[Items from a dataset]
--- START ---

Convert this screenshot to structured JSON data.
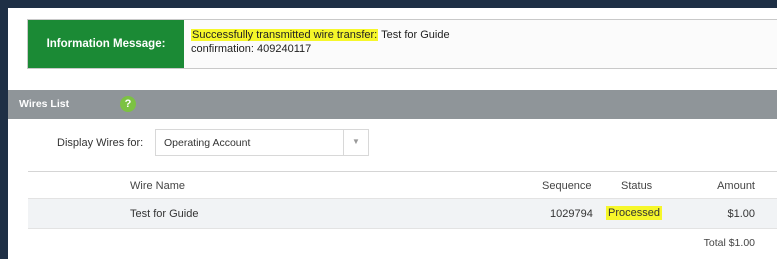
{
  "info": {
    "label": "Information Message:",
    "message_highlight": "Successfully transmitted wire transfer:",
    "message_rest": " Test for Guide",
    "confirmation": "confirmation: 409240117",
    "label_bg": "#1b8a35",
    "highlight_color": "#f6f72a"
  },
  "wires": {
    "title": "Wires List",
    "help_icon": "question-circle-icon",
    "filter_label": "Display Wires for:",
    "account_selected": "Operating Account"
  },
  "table": {
    "columns": [
      "Wire Name",
      "Sequence",
      "Status",
      "Amount"
    ],
    "rows": [
      {
        "name": "Test for Guide",
        "sequence": "1029794",
        "status": "Processed",
        "amount": "$1.00"
      }
    ],
    "total": "Total $1.00"
  }
}
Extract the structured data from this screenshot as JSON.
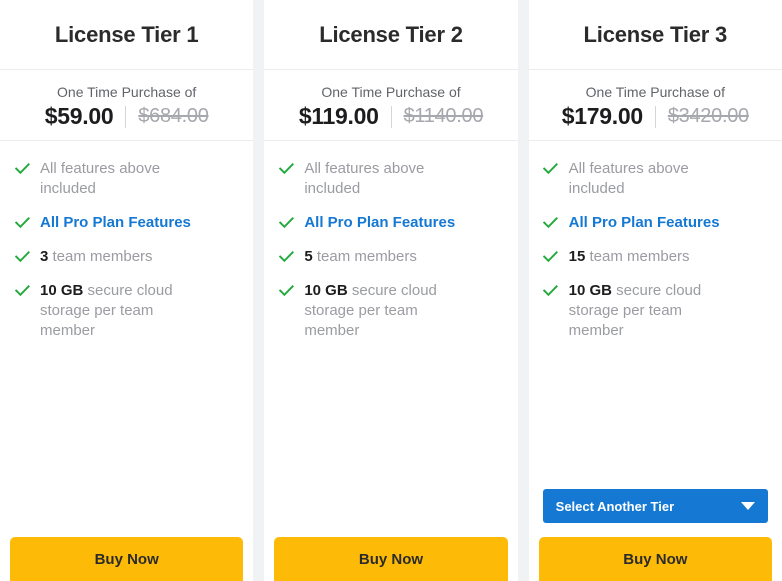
{
  "colors": {
    "accent_blue": "#1579d4",
    "buy_now_yellow": "#fdbb07",
    "check_green": "#21a93b",
    "page_background": "#f1f2f4",
    "card_background": "#ffffff",
    "muted_text": "#9a9ca1",
    "title_text": "#2b2b2b"
  },
  "tiers": [
    {
      "title": "License Tier 1",
      "price_caption": "One Time Purchase of",
      "price_current": "$59.00",
      "price_original": "$684.00",
      "features": [
        {
          "icon": "check-icon",
          "prefix": "",
          "text": "All features above included",
          "style": "muted"
        },
        {
          "icon": "check-icon",
          "prefix": "",
          "text": "All Pro Plan Features",
          "style": "link"
        },
        {
          "icon": "check-icon",
          "prefix": "3",
          "text": " team members",
          "style": "muted"
        },
        {
          "icon": "check-icon",
          "prefix": "10 GB",
          "text": " secure cloud storage per team member",
          "style": "muted"
        }
      ],
      "has_select_tier": false,
      "select_tier_label": "",
      "buy_label": "Buy Now"
    },
    {
      "title": "License Tier 2",
      "price_caption": "One Time Purchase of",
      "price_current": "$119.00",
      "price_original": "$1140.00",
      "features": [
        {
          "icon": "check-icon",
          "prefix": "",
          "text": "All features above included",
          "style": "muted"
        },
        {
          "icon": "check-icon",
          "prefix": "",
          "text": "All Pro Plan Features",
          "style": "link"
        },
        {
          "icon": "check-icon",
          "prefix": "5",
          "text": " team members",
          "style": "muted"
        },
        {
          "icon": "check-icon",
          "prefix": "10 GB",
          "text": " secure cloud storage per team member",
          "style": "muted"
        }
      ],
      "has_select_tier": false,
      "select_tier_label": "",
      "buy_label": "Buy Now"
    },
    {
      "title": "License Tier 3",
      "price_caption": "One Time Purchase of",
      "price_current": "$179.00",
      "price_original": "$3420.00",
      "features": [
        {
          "icon": "check-icon",
          "prefix": "",
          "text": "All features above included",
          "style": "muted"
        },
        {
          "icon": "check-icon",
          "prefix": "",
          "text": "All Pro Plan Features",
          "style": "link"
        },
        {
          "icon": "check-icon",
          "prefix": "15",
          "text": " team members",
          "style": "muted"
        },
        {
          "icon": "check-icon",
          "prefix": "10 GB",
          "text": " secure cloud storage per team member",
          "style": "muted"
        }
      ],
      "has_select_tier": true,
      "select_tier_label": "Select Another Tier",
      "buy_label": "Buy Now"
    }
  ]
}
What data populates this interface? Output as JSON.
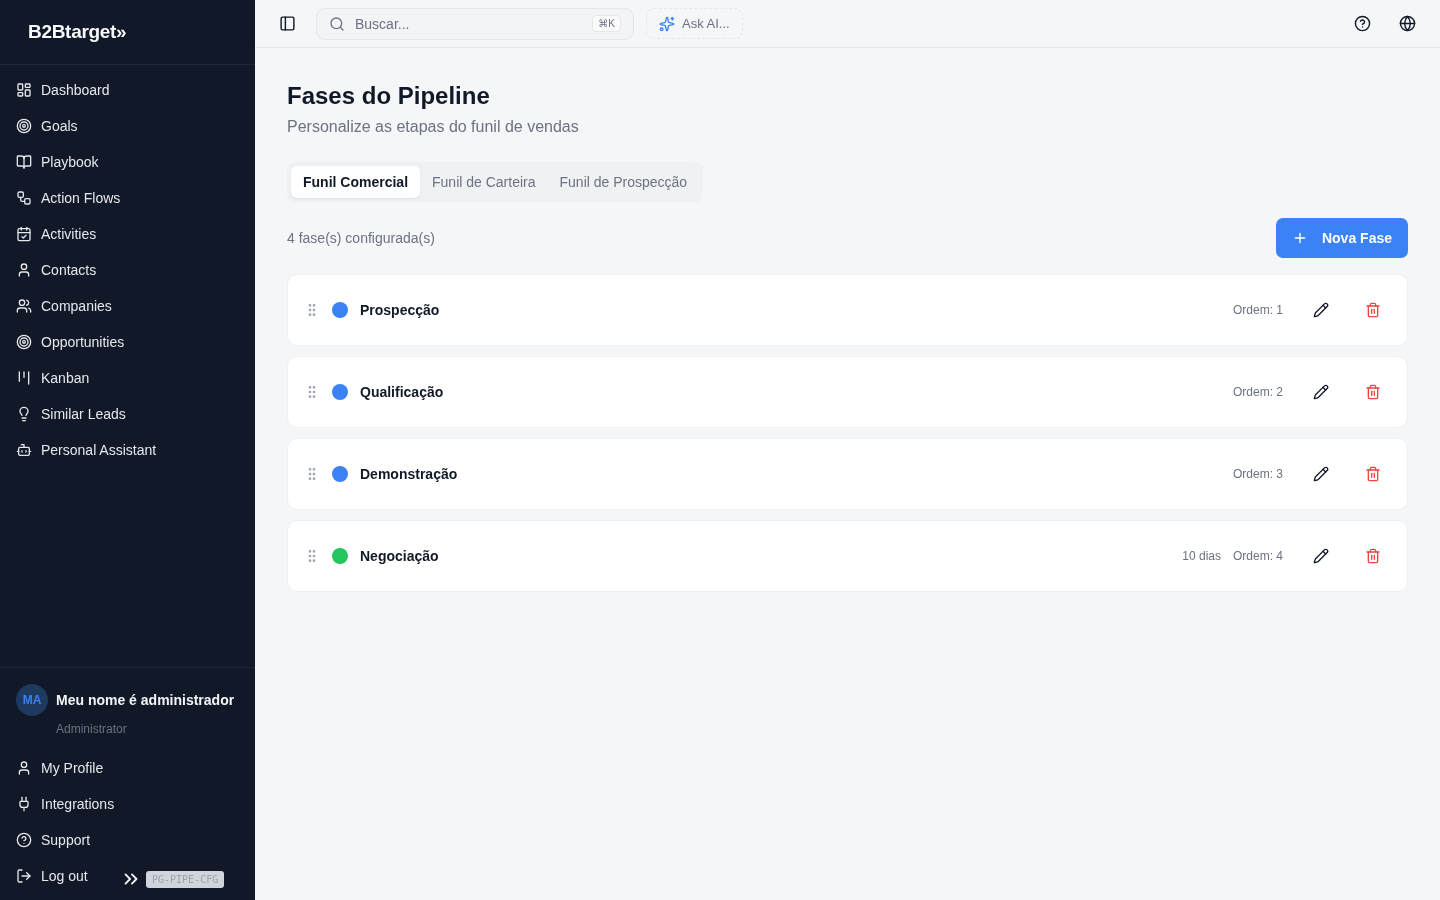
{
  "sidebar": {
    "logo": "B2Btarget",
    "logo_mark": "»",
    "items": [
      {
        "label": "Dashboard"
      },
      {
        "label": "Goals"
      },
      {
        "label": "Playbook"
      },
      {
        "label": "Action Flows"
      },
      {
        "label": "Activities"
      },
      {
        "label": "Contacts"
      },
      {
        "label": "Companies"
      },
      {
        "label": "Opportunities"
      },
      {
        "label": "Kanban"
      },
      {
        "label": "Similar Leads"
      },
      {
        "label": "Personal Assistant"
      }
    ],
    "user": {
      "initials": "MA",
      "name": "Meu nome é administrador",
      "role": "Administrator"
    },
    "footer_items": [
      {
        "label": "My Profile"
      },
      {
        "label": "Integrations"
      },
      {
        "label": "Support"
      },
      {
        "label": "Log out"
      }
    ],
    "overlay_badge": "PG-PIPE-CFG"
  },
  "topbar": {
    "search": {
      "placeholder": "Buscar...",
      "shortcut": "⌘K"
    },
    "ask_ai": "Ask AI..."
  },
  "page": {
    "title": "Fases do Pipeline",
    "subtitle": "Personalize as etapas do funil de vendas",
    "tabs": [
      {
        "label": "Funil Comercial",
        "selected": true
      },
      {
        "label": "Funil de Carteira",
        "selected": false
      },
      {
        "label": "Funil de Prospecção",
        "selected": false
      }
    ],
    "count": "4 fase(s) configurada(s)",
    "new_button": "Nova Fase",
    "phases": [
      {
        "name": "Prospecção",
        "color": "#3b82f6",
        "order": "Ordem: 1"
      },
      {
        "name": "Qualificação",
        "color": "#3b82f6",
        "order": "Ordem: 2"
      },
      {
        "name": "Demonstração",
        "color": "#3b82f6",
        "order": "Ordem: 3"
      },
      {
        "name": "Negociação",
        "color": "#22c55e",
        "duration": "10 dias",
        "order": "Ordem: 4"
      }
    ]
  }
}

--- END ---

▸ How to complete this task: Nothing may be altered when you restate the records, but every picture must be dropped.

▸ Answer space:
Convert this screenshot to structured JSON data.
{
  "info": {
    "label": "Information Message:",
    "message_highlight": "Successfully transmitted wire transfer:",
    "message_rest": " Test for Guide",
    "confirmation": "confirmation: 409240117",
    "label_bg": "#1b8a35",
    "highlight_color": "#f6f72a"
  },
  "wires": {
    "title": "Wires List",
    "help_icon": "question-circle-icon",
    "filter_label": "Display Wires for:",
    "account_selected": "Operating Account"
  },
  "table": {
    "columns": [
      "Wire Name",
      "Sequence",
      "Status",
      "Amount"
    ],
    "rows": [
      {
        "name": "Test for Guide",
        "sequence": "1029794",
        "status": "Processed",
        "amount": "$1.00"
      }
    ],
    "total": "Total $1.00"
  }
}
Extract the structured data from this screenshot as JSON.
{
  "colors": {
    "accent_blue": "#1579d4",
    "buy_now_yellow": "#fdbb07",
    "check_green": "#21a93b",
    "page_background": "#f1f2f4",
    "card_background": "#ffffff",
    "muted_text": "#9a9ca1",
    "title_text": "#2b2b2b"
  },
  "tiers": [
    {
      "title": "License Tier 1",
      "price_caption": "One Time Purchase of",
      "price_current": "$59.00",
      "price_original": "$684.00",
      "features": [
        {
          "icon": "check-icon",
          "prefix": "",
          "text": "All features above included",
          "style": "muted"
        },
        {
          "icon": "check-icon",
          "prefix": "",
          "text": "All Pro Plan Features",
          "style": "link"
        },
        {
          "icon": "check-icon",
          "prefix": "3",
          "text": " team members",
          "style": "muted"
        },
        {
          "icon": "check-icon",
          "prefix": "10 GB",
          "text": " secure cloud storage per team member",
          "style": "muted"
        }
      ],
      "has_select_tier": false,
      "select_tier_label": "",
      "buy_label": "Buy Now"
    },
    {
      "title": "License Tier 2",
      "price_caption": "One Time Purchase of",
      "price_current": "$119.00",
      "price_original": "$1140.00",
      "features": [
        {
          "icon": "check-icon",
          "prefix": "",
          "text": "All features above included",
          "style": "muted"
        },
        {
          "icon": "check-icon",
          "prefix": "",
          "text": "All Pro Plan Features",
          "style": "link"
        },
        {
          "icon": "check-icon",
          "prefix": "5",
          "text": " team members",
          "style": "muted"
        },
        {
          "icon": "check-icon",
          "prefix": "10 GB",
          "text": " secure cloud storage per team member",
          "style": "muted"
        }
      ],
      "has_select_tier": false,
      "select_tier_label": "",
      "buy_label": "Buy Now"
    },
    {
      "title": "License Tier 3",
      "price_caption": "One Time Purchase of",
      "price_current": "$179.00",
      "price_original": "$3420.00",
      "features": [
        {
          "icon": "check-icon",
          "prefix": "",
          "text": "All features above included",
          "style": "muted"
        },
        {
          "icon": "check-icon",
          "prefix": "",
          "text": "All Pro Plan Features",
          "style": "link"
        },
        {
          "icon": "check-icon",
          "prefix": "15",
          "text": " team members",
          "style": "muted"
        },
        {
          "icon": "check-icon",
          "prefix": "10 GB",
          "text": " secure cloud storage per team member",
          "style": "muted"
        }
      ],
      "has_select_tier": true,
      "select_tier_label": "Select Another Tier",
      "buy_label": "Buy Now"
    }
  ]
}
What data populates this interface? Output as JSON.
{
  "sidebar": {
    "logo": "B2Btarget",
    "logo_mark": "»",
    "items": [
      {
        "label": "Dashboard"
      },
      {
        "label": "Goals"
      },
      {
        "label": "Playbook"
      },
      {
        "label": "Action Flows"
      },
      {
        "label": "Activities"
      },
      {
        "label": "Contacts"
      },
      {
        "label": "Companies"
      },
      {
        "label": "Opportunities"
      },
      {
        "label": "Kanban"
      },
      {
        "label": "Similar Leads"
      },
      {
        "label": "Personal Assistant"
      }
    ],
    "user": {
      "initials": "MA",
      "name": "Meu nome é administrador",
      "role": "Administrator"
    },
    "footer_items": [
      {
        "label": "My Profile"
      },
      {
        "label": "Integrations"
      },
      {
        "label": "Support"
      },
      {
        "label": "Log out"
      }
    ],
    "overlay_badge": "PG-PIPE-CFG"
  },
  "topbar": {
    "search": {
      "placeholder": "Buscar...",
      "shortcut": "⌘K"
    },
    "ask_ai": "Ask AI..."
  },
  "page": {
    "title": "Fases do Pipeline",
    "subtitle": "Personalize as etapas do funil de vendas",
    "tabs": [
      {
        "label": "Funil Comercial",
        "selected": true
      },
      {
        "label": "Funil de Carteira",
        "selected": false
      },
      {
        "label": "Funil de Prospecção",
        "selected": false
      }
    ],
    "count": "4 fase(s) configurada(s)",
    "new_button": "Nova Fase",
    "phases": [
      {
        "name": "Prospecção",
        "color": "#3b82f6",
        "order": "Ordem: 1"
      },
      {
        "name": "Qualificação",
        "color": "#3b82f6",
        "order": "Ordem: 2"
      },
      {
        "name": "Demonstração",
        "color": "#3b82f6",
        "order": "Ordem: 3"
      },
      {
        "name": "Negociação",
        "color": "#22c55e",
        "duration": "10 dias",
        "order": "Ordem: 4"
      }
    ]
  }
}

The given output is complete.